In this ex-ante regulatory regime, the Commission will have most of the powers we would expect in competition law investigations, including to impose fines, request information, carry out interviews and take statements, carry out dawn raids, issue interim measures and accept commitments.
On top of the already familiar powers, the Commission has introduced a new power to allow it to carry out market investigations. Earlier this year the Commission consulted on a new market tool which looked similar to the market investigation regime in the UK. Serious concerns about its introduction at EU level were raised by some stakeholders.
While a new power is included in the DMA, it is much more limited than the one originally envisaged: rather than being applicable to all sectors of the economy or all digital players, it is restricted to playing a specific role as part of this new ex-ante regime.
Its purpose is to make sure that the rules keep up in these fast-moving markets, and will be used by the Commission to:
As mentioned, the market investigation power and the power to order structural remedies are much less intrusive that what the Commission proposed in its consultation. In Brussels, lawyers have been left wondering whether, separately from the DMA, the Commission is planning to introduce a new and wider market investigation power.
The DMA has now started its legislative process and it will take at least two years to be finalised.

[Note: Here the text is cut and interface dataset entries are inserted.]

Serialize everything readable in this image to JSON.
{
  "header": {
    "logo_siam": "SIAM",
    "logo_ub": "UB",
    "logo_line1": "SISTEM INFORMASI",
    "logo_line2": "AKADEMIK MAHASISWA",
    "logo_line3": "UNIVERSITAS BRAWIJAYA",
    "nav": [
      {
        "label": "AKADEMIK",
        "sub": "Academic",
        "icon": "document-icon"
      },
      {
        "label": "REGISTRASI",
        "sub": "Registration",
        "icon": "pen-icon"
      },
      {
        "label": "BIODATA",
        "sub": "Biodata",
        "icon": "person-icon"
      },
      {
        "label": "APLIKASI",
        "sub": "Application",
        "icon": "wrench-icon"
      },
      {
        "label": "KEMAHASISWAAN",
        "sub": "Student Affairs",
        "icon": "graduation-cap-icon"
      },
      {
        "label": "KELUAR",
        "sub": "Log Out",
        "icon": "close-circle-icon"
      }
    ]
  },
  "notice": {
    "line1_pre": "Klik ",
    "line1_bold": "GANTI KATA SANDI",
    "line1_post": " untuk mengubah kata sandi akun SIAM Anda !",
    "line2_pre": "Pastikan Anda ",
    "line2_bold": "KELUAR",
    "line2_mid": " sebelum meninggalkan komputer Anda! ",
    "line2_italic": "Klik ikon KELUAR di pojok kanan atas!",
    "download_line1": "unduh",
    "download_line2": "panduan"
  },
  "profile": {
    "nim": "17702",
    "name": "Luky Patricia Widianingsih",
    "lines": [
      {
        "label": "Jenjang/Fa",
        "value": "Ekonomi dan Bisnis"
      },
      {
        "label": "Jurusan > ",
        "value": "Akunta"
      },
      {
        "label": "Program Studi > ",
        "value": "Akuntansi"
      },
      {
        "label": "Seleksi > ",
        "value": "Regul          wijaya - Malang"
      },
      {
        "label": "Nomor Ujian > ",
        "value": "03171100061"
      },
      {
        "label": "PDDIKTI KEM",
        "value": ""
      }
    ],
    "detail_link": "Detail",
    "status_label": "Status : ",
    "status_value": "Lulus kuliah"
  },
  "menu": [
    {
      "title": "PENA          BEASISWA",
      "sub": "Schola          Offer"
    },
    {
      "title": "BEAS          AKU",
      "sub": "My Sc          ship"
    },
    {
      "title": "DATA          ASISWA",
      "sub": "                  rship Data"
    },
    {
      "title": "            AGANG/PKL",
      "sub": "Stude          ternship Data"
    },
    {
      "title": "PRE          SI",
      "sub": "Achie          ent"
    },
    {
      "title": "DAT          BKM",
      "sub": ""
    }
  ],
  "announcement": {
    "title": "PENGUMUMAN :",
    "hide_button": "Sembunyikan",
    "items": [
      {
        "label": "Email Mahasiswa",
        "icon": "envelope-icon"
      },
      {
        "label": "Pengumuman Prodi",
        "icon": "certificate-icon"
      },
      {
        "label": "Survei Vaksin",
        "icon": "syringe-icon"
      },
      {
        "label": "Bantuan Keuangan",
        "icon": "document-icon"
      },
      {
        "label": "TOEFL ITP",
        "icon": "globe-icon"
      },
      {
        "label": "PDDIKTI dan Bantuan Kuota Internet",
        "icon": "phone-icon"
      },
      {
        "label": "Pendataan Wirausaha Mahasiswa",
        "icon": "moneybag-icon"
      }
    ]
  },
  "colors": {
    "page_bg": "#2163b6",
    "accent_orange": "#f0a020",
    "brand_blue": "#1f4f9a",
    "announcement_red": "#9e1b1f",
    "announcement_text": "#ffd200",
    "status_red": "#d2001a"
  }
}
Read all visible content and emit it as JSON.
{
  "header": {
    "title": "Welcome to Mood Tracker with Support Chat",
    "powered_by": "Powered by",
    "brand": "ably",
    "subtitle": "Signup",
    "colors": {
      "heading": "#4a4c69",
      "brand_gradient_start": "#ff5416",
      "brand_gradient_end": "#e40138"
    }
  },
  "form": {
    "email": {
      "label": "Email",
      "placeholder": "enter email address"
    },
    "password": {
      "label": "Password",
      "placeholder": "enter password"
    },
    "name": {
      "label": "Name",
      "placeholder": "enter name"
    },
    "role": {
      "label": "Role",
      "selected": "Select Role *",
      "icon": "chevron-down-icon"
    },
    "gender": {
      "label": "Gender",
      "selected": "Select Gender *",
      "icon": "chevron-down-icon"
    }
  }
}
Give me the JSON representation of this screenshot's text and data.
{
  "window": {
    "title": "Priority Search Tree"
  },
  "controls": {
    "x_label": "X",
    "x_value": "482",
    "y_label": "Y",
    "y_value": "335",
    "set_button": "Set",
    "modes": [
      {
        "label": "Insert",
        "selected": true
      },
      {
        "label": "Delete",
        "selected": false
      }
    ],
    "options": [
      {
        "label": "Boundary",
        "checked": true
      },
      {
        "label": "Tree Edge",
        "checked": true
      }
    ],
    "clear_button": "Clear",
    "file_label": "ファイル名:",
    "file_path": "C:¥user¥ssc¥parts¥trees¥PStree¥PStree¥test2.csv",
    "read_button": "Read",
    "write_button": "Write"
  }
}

Provisions may well be subject to change during this process.
The UK has already got a market investigation power and, in light of Brexit, will not be bound by the DMA but is busy creating its own regime intended to focus on similar issues.
On 1 July 2020, the CMA concluded its market study into online platforms and digital advertising and made several recommendations to the UK government:
All but one of the recommendations have been accepted by the government, including the establishment of the DMU within the CMA from April 2021. The exception is the power to introduce a range of pro-competitive interventions to tackle the source of market power and promote competition. The government believes more work needs to be done on this and it will consult on the form and functions of the DMU in early 2021.
The CMA also carried out its digital advertising market study. In the Spring 2020 budget, the government announced the creation of a Digital Markets Taskforce based in the CMA and incorporating expertise from Ofcom and the Information Commissioner’s Office (ICO) to work on online platform more generally. Its task was to report to the government within six months on the design of a pro-competitive regime for digital platform markets.
On 8 December 2020, the Digital Markets Taskforce published its recommendations, similar to those suggested for players in the online advertising sector, but with more detail. Those recommendations include:
We are waiting for the government's response.
After many years of discussion and debate, we can now see the beginning of a new regulatory regime in the EU and the UK for large digital players (whether defined as gatekeepers or as having SMS). It will be interesting to see how the rules are applied and the impact they will have on the innovative efforts of large online players as well as on new entrants.
These are clearly very intrusive systems but will they achieve what they are designed to do? How will companies cope with different rules imposed by different authorities? Only time will tell. Of course, these are just legislative proposals at the moment and subject to change but it is obvious that they will have significant impact going forward.
To discuss the issues raised in this article in more detail, please reach out to a member of our Technology, Media & Communications team.
by Alex Walton